> Input for this task
--------------------------------------------------

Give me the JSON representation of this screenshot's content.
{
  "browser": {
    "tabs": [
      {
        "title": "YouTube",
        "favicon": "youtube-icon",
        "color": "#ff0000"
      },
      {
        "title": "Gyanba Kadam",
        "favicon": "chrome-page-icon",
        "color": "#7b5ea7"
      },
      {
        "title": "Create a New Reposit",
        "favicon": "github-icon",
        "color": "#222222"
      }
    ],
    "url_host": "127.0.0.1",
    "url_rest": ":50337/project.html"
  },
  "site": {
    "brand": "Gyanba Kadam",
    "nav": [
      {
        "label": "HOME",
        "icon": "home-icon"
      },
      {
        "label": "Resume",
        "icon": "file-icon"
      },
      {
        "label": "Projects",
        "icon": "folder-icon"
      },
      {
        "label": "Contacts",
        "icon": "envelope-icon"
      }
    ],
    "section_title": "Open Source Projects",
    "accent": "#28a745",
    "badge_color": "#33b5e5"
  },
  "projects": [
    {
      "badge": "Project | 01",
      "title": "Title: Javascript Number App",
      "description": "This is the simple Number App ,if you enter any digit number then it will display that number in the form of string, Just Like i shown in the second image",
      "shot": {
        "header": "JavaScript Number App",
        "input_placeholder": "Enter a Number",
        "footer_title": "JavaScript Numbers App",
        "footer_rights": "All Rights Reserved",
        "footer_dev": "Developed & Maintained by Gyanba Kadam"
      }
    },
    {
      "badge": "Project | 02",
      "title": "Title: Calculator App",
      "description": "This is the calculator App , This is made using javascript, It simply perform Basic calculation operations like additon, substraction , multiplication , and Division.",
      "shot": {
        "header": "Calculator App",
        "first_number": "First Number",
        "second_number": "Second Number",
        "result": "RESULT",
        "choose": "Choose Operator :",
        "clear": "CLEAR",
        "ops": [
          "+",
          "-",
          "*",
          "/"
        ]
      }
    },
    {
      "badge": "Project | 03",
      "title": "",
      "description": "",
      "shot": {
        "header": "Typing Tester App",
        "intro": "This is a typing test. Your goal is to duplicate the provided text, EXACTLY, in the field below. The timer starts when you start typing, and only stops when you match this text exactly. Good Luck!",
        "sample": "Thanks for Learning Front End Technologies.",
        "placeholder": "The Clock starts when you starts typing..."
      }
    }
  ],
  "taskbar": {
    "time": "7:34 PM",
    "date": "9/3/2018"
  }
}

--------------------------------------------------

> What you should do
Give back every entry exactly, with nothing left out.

> Output for this exercise
Give me the JSON representation of this screenshot's content.
{
  "browser": {
    "tabs": [
      {
        "title": "YouTube",
        "favicon": "youtube-icon",
        "color": "#ff0000"
      },
      {
        "title": "Gyanba Kadam",
        "favicon": "chrome-page-icon",
        "color": "#7b5ea7"
      },
      {
        "title": "Create a New Reposit",
        "favicon": "github-icon",
        "color": "#222222"
      }
    ],
    "url_host": "127.0.0.1",
    "url_rest": ":50337/project.html"
  },
  "site": {
    "brand": "Gyanba Kadam",
    "nav": [
      {
        "label": "HOME",
        "icon": "home-icon"
      },
      {
        "label": "Resume",
        "icon": "file-icon"
      },
      {
        "label": "Projects",
        "icon": "folder-icon"
      },
      {
        "label": "Contacts",
        "icon": "envelope-icon"
      }
    ],
    "section_title": "Open Source Projects",
    "accent": "#28a745",
    "badge_color": "#33b5e5"
  },
  "projects": [
    {
      "badge": "Project | 01",
      "title": "Title: Javascript Number App",
      "description": "This is the simple Number App ,if you enter any digit number then it will display that number in the form of string, Just Like i shown in the second image",
      "shot": {
        "header": "JavaScript Number App",
        "input_placeholder": "Enter a Number",
        "footer_title": "JavaScript Numbers App",
        "footer_rights": "All Rights Reserved",
        "footer_dev": "Developed & Maintained by Gyanba Kadam"
      }
    },
    {
      "badge": "Project | 02",
      "title": "Title: Calculator App",
      "description": "This is the calculator App , This is made using javascript, It simply perform Basic calculation operations like additon, substraction , multiplication , and Division.",
      "shot": {
        "header": "Calculator App",
        "first_number": "First Number",
        "second_number": "Second Number",
        "result": "RESULT",
        "choose": "Choose Operator :",
        "clear": "CLEAR",
        "ops": [
          "+",
          "-",
          "*",
          "/"
        ]
      }
    },
    {
      "badge": "Project | 03",
      "title": "",
      "description": "",
      "shot": {
        "header": "Typing Tester App",
        "intro": "This is a typing test. Your goal is to duplicate the provided text, EXACTLY, in the field below. The timer starts when you start typing, and only stops when you match this text exactly. Good Luck!",
        "sample": "Thanks for Learning Front End Technologies.",
        "placeholder": "The Clock starts when you starts typing..."
      }
    }
  ],
  "taskbar": {
    "time": "7:34 PM",
    "date": "9/3/2018"
  }
}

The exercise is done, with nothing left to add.